Election pledges on health and wellbeing - do they add up?
Pulse analyses the general election pledges from the main parties on improving care
The Conservatives have made some announcements about improving care, largely around dementia.
In the Autumn statement, Prime Minister David Cameron pledged to invest £15m to boost funding of research into dementia treatments.
The Government has recently said that it would be working with the RCGP to introduce mandatory mental health minimum standard training for all new GPs – and it has set up a taskforce to identify and recommend updates to the GP training programme amid research showing that primary care patients who committed suicide were often frequent attenders.
Chancellor George Osborne has also promised to co-locate Improving Access to Psychological Therapies therapists in 350 job centres as part of his final Budget before the election.
The Labour party has promised to implement a ‘wide-ranging’ review of NICE guidance, including tougher rules on commissioners to report and explain any departures from NICE guidelines, should the party come to power after the election.
Labour leader Ed Miliband has also pledged that GPs will offer vulnerable elderly patients regular ‘safety checks’ and sign-post those at risk of loneliness and depression to social activities. The measures - which were revealed in the party’s 10-year NHS plan - are aimed at cutting avoidable hospital admissions and will see GPs identifying hazards in the home and helping patients access support to heat their homes.
The party has also claimed that it will make big moves to tackle public health - one example of this would be to set maximum permitted levels of sugar, salt and fat in children’s foods.
Shadow health secretary Andy Burnham has also promised to ‘hardwire’ social prescriptions into the NHS, with exercise on referral becoming the ‘first port of call’ for GPs.
In addition to this, Labour has said that it will ensure that there is cancer diagnostic testing equipment available in GP surgeries in ‘every town’.
The promise from Labour will see a new investment of £150m each year from 2016/17 in new diagnostic infrastructure to make it possible to do more tests directly in practices rather than having to wait for a hospital appointment.
The Liberal Democrats have made mental health the centrepiece of its pre-election NHS policy drive.
Deputy Prime Minister Nick Clegg has promised to invest £3.5bn more on mental healthcare in England over the next parliament if the Lib Dems are elected into the corridors of power.
The money would be spent on ‘revolutionising’ children’s and adult mental healthcare – including £250m for pregnant women and mothers dealing with depression, new time waiting standards for people in crisis and for conditions like bipolar disorder and hundreds of thousands more people with access to talking therapies.
Health minister Norman Lamb recently said that GPs’ attitudes to mental health needed to change in order to achieve true parity of esteem for mental and physical ill health, adding that some had a ‘rubbish’ attitude.
In addition, the Lib Dems have also revealed their ambition to continue to develop Health and Wellbeing Boards. This will see more elected councillors on a politically proportional basis, and increasingly take on more responsibilities - also providing scope for commissioning local GP services.

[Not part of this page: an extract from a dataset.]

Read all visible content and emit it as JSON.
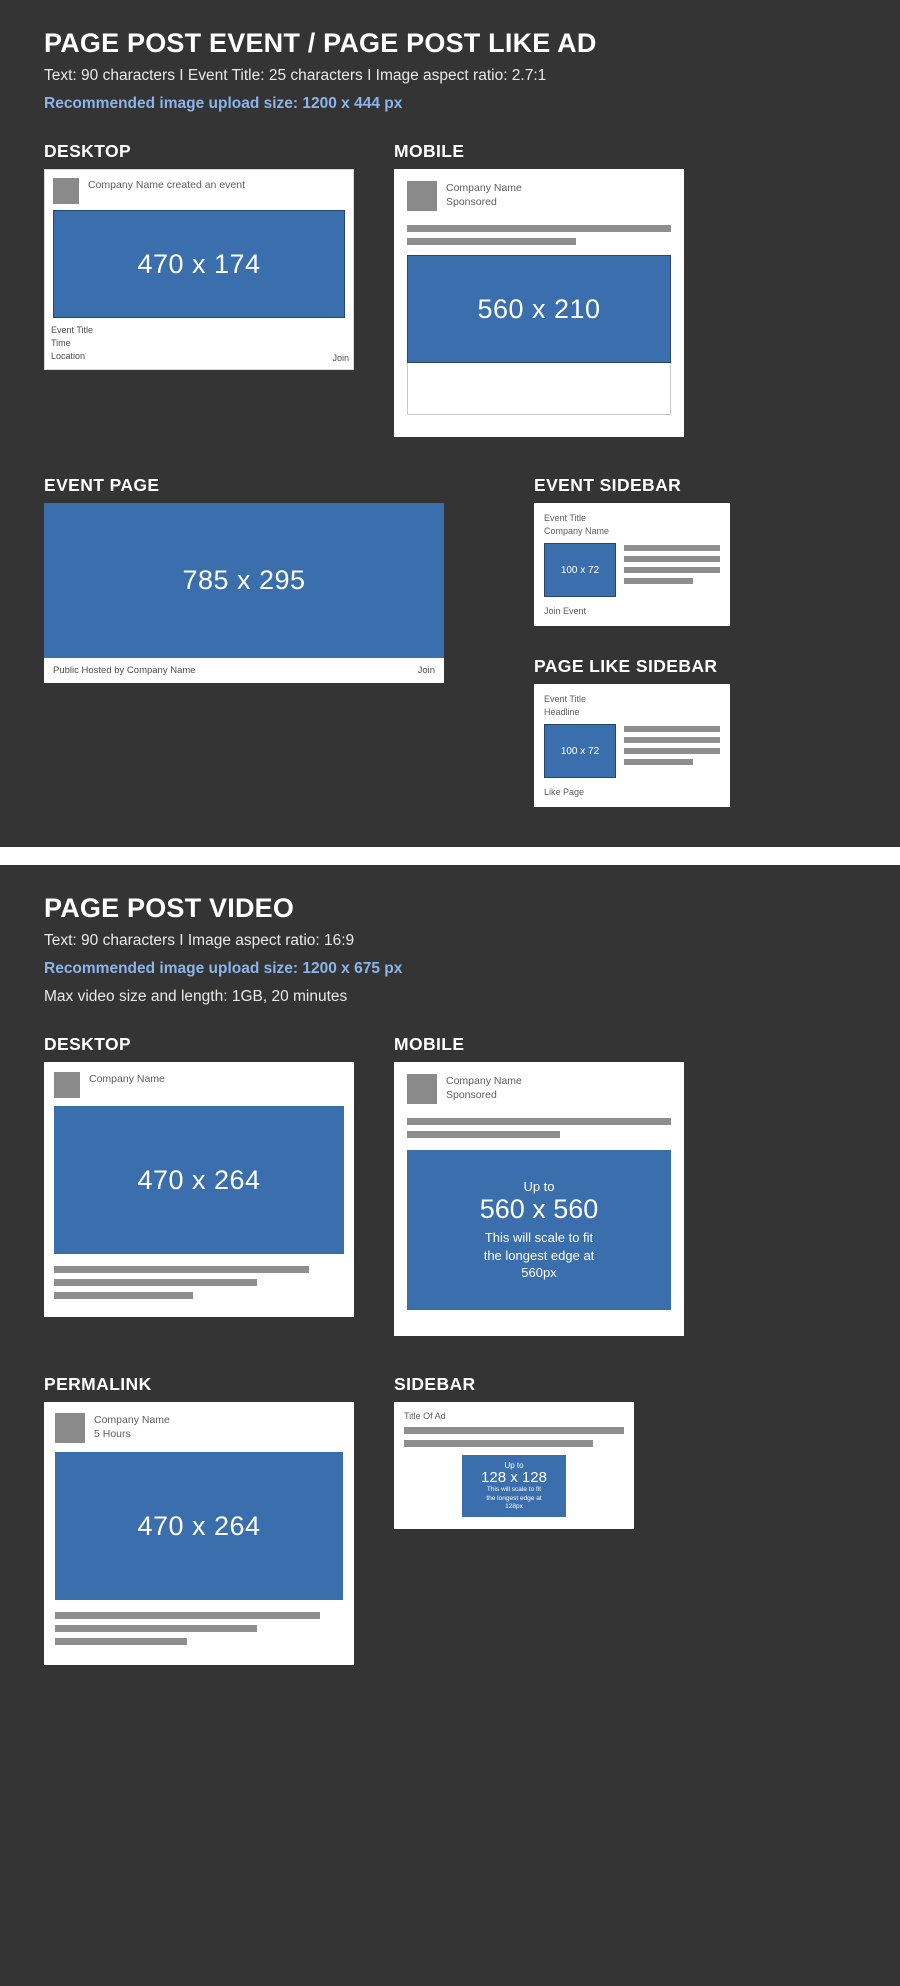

UKIP has guaranteed that if it comes to power after the next election it will increase funding in mental health services for both adults and children as part of the extra £3bn it will plunge into the NHS. The party has also pledged to invest an extra £130m annually into the research of dementia.
The Greens claim the party would tackle air pollution by following more rigorous standards that respect World Health Organisation guidelines. It would also extend VAT to less healthy foods and use the money to subsidise the cost of fresh fruit and vegetables.
In addition, it would put a minimum price on alcohol of 50p per unit to reduce associated health issues.
Scottish National Party
The party has vowed to increase investment in mental health to £100m over the next five years in Scotland, directing resources to projects that will improve mental health care in primary care.
Pulse reality check
It is striking how little the parties have to say on improving health and wellbeing, compared with all the rhetoric on GP access for example.
The Conservatives have said very little that is new, whilst Labour seem to be reverting back to the old ‘command and control’ method of imposing blunt targets and goals across the NHS. Neither is very inspiring.
Meanwhile, the Liberal Democrats are hoping that their promises for a lot of new money for mental health will win them favour, and it is welcome they are giving such a neglected area such prominence. Although, the more cynical among us may point out they have been in government whilst community mental health services have been cut to shreds.